At some point somebody was like, “Let’s get a mast cell — a type of white blood cell — from a bone marrow biopsy, magnify it 1,000 times, piss it off, and see what happens.”
The result? Ka-boom! It looks like a little firework went off when it released its histamine, tryptase, serotonin, superoxide, heparin, thromboxane, PGD2, PAF, and other granules.
That’s pretty much what it feels like, lol. I used to tell doctors that it felt like I had been drugged, and indeed, I was.
“Mast cell disorders are neoplastic disorders, which means the mast cells multiply continuously over the patient’s lifetime. As with cancer cells, mast cells do not die, disappear, or cease to function, on their own.”
A few notes from the article I linked to:
This post discusses medications used to treat MCAS. Doses listed are taken directly from “Presentation, diagnosis and management of mast cell activation syndrome” by Lawrence B. Afrin. These doses are general recommendations. Medication should always be taken under the direction of a provider who knows you and your case personally.
I woke up Thursday morning at 2:15 am and quickly knew something was wrong; if I didn’t act fast I was going to go unconscious for the eighth time. I threw down some Zyrtec and Benadryl, put some ice in a towel, went outside, and sat down with my head between my knees. (When I get close to passing out I feel extremely warm, like some form of hyperthermia, so I try to cool down as fast as possible.) I don’t even know what I did wrong this time, but that’s how life with MCAS rolls.
This image shows the symptoms of mast cell disease. I’ve had every one of those (except for that gynecological one). The image comes from The Mastocytosis Society website.
Update: I noticed that they missed a few things, including unusual/allergic reactions to medications and insect bites.

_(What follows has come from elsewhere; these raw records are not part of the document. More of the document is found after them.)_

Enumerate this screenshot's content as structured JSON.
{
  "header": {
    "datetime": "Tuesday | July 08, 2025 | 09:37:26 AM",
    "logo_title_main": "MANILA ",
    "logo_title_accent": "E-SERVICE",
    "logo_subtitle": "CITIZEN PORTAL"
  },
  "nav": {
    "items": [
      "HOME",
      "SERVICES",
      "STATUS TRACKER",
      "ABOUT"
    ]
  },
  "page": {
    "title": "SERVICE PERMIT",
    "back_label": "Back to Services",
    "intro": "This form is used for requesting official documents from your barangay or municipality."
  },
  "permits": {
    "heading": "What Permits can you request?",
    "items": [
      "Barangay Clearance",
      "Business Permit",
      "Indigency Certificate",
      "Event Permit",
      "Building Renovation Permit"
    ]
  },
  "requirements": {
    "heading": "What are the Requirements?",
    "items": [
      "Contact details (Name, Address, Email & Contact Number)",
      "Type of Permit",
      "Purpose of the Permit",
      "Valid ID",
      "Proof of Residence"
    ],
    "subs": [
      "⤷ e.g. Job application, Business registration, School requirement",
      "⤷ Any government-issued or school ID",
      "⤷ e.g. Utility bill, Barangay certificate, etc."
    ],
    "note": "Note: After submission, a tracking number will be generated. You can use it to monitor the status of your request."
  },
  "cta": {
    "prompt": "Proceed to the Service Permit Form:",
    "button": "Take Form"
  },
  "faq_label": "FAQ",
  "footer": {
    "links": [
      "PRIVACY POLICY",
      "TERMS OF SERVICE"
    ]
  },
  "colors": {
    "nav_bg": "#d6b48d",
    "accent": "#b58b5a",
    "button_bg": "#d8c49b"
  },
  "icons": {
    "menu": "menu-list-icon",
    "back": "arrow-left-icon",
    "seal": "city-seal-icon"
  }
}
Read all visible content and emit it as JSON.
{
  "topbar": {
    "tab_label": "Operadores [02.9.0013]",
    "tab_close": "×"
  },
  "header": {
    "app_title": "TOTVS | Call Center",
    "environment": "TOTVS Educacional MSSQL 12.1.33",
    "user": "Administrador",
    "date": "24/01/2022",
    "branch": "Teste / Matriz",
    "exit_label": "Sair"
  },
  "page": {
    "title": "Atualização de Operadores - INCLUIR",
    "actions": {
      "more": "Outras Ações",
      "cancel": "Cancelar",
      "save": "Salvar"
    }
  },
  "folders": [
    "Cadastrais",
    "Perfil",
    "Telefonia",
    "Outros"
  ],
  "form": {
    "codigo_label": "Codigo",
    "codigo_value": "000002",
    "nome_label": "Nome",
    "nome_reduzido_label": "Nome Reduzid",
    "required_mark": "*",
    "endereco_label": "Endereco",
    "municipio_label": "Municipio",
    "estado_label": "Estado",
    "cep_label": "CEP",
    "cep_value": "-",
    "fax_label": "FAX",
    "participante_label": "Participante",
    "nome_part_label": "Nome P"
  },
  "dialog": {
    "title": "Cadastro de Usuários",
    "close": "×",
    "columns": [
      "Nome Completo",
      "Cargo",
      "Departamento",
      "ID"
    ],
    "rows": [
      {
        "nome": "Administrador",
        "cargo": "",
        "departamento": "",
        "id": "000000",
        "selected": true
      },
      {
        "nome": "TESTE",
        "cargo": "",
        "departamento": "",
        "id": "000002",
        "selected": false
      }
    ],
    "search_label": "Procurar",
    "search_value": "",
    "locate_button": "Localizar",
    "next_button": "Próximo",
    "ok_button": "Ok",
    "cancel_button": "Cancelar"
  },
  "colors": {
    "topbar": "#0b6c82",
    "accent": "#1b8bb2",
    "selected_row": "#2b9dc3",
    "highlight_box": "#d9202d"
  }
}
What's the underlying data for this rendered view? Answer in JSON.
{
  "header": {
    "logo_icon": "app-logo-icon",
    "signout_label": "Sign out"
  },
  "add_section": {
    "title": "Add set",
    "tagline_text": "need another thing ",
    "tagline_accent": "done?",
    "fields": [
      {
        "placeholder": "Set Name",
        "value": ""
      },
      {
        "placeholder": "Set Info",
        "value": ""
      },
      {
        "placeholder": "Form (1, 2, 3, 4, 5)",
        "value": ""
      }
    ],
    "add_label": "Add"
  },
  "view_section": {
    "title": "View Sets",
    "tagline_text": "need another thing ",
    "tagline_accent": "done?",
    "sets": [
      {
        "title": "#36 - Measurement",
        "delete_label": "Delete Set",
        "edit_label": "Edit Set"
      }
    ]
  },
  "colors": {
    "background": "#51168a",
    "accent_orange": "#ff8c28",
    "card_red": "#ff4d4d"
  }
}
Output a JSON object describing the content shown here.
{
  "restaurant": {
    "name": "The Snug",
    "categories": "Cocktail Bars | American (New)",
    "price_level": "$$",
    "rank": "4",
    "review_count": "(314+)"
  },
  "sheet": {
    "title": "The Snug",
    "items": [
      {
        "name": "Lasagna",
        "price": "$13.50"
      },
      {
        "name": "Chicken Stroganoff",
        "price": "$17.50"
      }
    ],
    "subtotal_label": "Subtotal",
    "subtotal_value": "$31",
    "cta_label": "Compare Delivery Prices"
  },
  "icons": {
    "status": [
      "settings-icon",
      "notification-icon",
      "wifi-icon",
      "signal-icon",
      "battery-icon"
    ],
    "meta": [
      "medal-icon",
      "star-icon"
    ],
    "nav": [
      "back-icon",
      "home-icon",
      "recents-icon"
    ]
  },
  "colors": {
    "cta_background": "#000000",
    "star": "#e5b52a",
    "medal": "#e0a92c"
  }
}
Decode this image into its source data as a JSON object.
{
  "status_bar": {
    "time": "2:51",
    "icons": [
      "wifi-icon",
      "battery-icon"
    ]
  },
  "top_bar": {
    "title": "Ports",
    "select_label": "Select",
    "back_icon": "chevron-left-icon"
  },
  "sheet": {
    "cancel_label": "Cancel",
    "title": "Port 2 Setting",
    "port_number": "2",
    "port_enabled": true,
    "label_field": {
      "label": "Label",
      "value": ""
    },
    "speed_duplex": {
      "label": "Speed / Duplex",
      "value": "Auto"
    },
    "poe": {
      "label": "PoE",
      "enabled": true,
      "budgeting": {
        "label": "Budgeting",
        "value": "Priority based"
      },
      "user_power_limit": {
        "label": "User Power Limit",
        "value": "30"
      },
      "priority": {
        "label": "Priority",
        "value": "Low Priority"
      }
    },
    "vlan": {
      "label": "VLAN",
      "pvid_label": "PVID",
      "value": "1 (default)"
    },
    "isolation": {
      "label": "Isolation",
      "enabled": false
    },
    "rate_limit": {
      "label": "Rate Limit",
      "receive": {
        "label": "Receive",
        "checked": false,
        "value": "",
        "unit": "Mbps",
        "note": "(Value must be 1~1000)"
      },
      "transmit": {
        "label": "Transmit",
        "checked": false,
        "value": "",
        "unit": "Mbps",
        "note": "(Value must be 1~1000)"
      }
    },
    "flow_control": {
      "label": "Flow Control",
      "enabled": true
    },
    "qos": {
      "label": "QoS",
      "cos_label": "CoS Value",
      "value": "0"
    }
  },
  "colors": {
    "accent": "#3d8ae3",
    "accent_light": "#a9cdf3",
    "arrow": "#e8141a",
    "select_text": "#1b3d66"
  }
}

If you have Mast Cell Activation Disease (MCAD, also known as Mast Cell Activation Syndrome, MCAS) and need to have a surgery, here is the advice I received from the doctor/specialist who is treating me for MCAD/MCAS: “For patients such as yourself, I suggest continuing on antihistamines and taking prednisone (40 mg) the day before, the morning of, and soon after a procedure. Generally, the anesthesiologists and surgeons are fine with this.”
August 31st is a new anniversary for me: One year ago today I hit rock-bottom health-wise. On that day, despite feeling very sick, I needed groceries and went to the store. By the time I got to the milk section I was shaking quite a bit, and when I tried to pick up a half-gallon of milk, I didn’t have the hand strength to hold onto it, and it fell to the floor. It exploded open and soaked my lower legs and feet.
After a few moments of humiliation, I thought I better find a store employee so they could clean it up. As I walked around trying to find someone, tears were welling up in my eyes because I was so upset about my health; I couldn’t even grip a half-gallon of milk. I finally found someone, a young, healthy man — healthy, like I used to be — and when we got back to the milk section he nicely said, “No worries, don’t cry over spilled milk.” That made me want to cry even more.
When I was laying in bed later that afternoon (because that was all I could do by that time), I started doing research on my phone, and made a decision to stop taking a medication a kidney specialist started me on in February. Stopping that medicine made me even sicker in some ways, but that turned out to be a good thing: It became the final clue that I have Mast Cell Activation Syndrome. These days, other than significant dietary restrictions, I live a relatively normal life.